Often when we see PPC campaigns that don’t directly produce sales our first reaction is to pause it. But there are so many factors at play in a conversion – your user’s entry point, which source initiated the last click, offline transactions and more – all of which can be part of a complex journey to the sale. This is why it’s so important to understand not only the business’s sales cycle, but also the data that’s available to you in your Google Analytics and from key contacts in the company. So before you kill off that PPC campaign, let’s go over some of the things you should always validate first.
Check Sales in Ecommerce Reporting
Sometimes ad campaigns show that spend is high, but ROI isn’t. That’s when you want to start digging. If a PPC campaign doesn’t seem like it’s performing, you should head into the “ecommerce” report to see how many sales are actually happening for the product.
In Google Analytics, the report you want to look at is found under Conversions > Ecommerce.
After we check ecommerce, the next stop is the multi-channel report …
Check the Multi-Channel Funnel
It’s unlikely any purchase happens with just one click. In the multi-channel funnel report, you can see the user’s journey to the conversion. We’ll often see many of the conversions start with an entry point from AdWords, but later end through an organic search or direct type-in traffic.

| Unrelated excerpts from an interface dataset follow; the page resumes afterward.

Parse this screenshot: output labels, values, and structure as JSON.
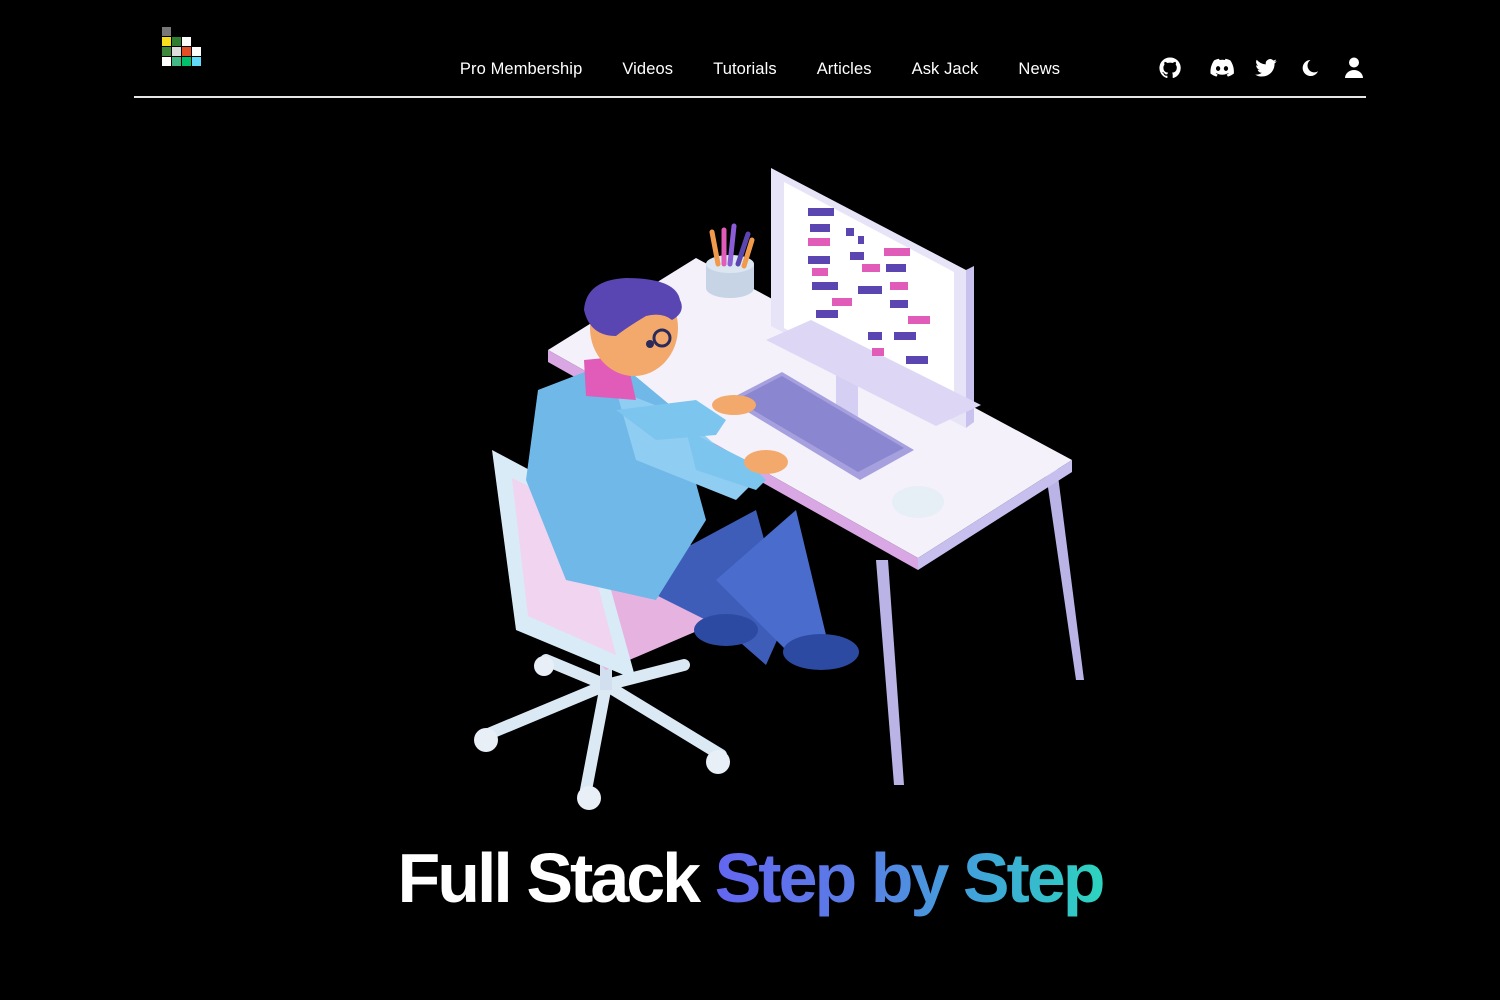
{
  "header": {
    "nav": [
      {
        "label": "Pro Membership"
      },
      {
        "label": "Videos"
      },
      {
        "label": "Tutorials"
      },
      {
        "label": "Articles"
      },
      {
        "label": "Ask Jack"
      },
      {
        "label": "News"
      }
    ],
    "icons": [
      "github-icon",
      "discord-icon",
      "twitter-icon",
      "moon-icon",
      "user-icon"
    ]
  },
  "hero": {
    "title_part1": "Full Stack",
    "title_part2": "Step by Step"
  },
  "colors": {
    "background": "#000000",
    "gradient_start": "#6366f1",
    "gradient_end": "#2dd4bf"
  }
}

You can find that report at Conversions > Multi-Channel Funnels.
One of our client’s PPC campaigns wasn’t looking great in terms of ROI, but they kept telling us that sales had escalated after the campaign went live. When we checked the multi-channel funnel reports, we saw that PPC was the entry point for more than $4,000 in sales!
Here’s an example of what you might find in your multi-channel funnels:
Scenarios like this are also another important reason why you should always keep in contact with key players in the company when managing PPC campaigns. The conversations you have about what they are experiencing with sales is just as important as the data in your analytics.
Look at the Organic Side of Search
This is another step that helps you rule out possibilities. If the organic listings for the product in question are nonexistent, and if Google Analytics is showing very little traffic or sales from organic, you have to ask, what’s driving those conversions? This is often an indication PPC is at play.
You can find this data in Google Analytics by heading to Traffic Sources > Search > Organic.
Talk About Sales Behavior
Sometimes when companies have more expensive products that involve more complicated purchases, the sale that started online – and perhaps even through PPC – could end offline via phone, chat or some other customer service touch point.
So find out what items are selling offline. You can almost always make a strong case for the products that are selling that you also happen to be pushing through PPC.
Find out if it’s possible to implement a practice through customer service that gathers information about where that customer found you. The customer may not always remember the details; you may only ever get as specific as “on the Internet” – but sometimes, you get lucky. And sometimes, that’s all you really need to know.
You can use that “on the Internet” feedback and compare notes on how much traffic and conversions PPC is driving for that particular product versus other channels like social and organic. And be a bit of a detective to find out what other marketing push could be driving the sales as well.
Ideally, all the components of your business and its marketing are working together, but as we know, that’s not always the case. One team or person within the company could be pushing a sale outside of PPC that you’re not immediately aware of.
Be Diligent in Your Research
PPC data is not always cut and dry. You can’t always see the big picture from the analytics data alone. Sometimes, you have to step out of the tools to have the conversations about a business. And sometimes you have to dig deeper into those reports before you make any big decisions about your PPC program. So take the time to do the research, and you might be pleasantly surprised about what you find.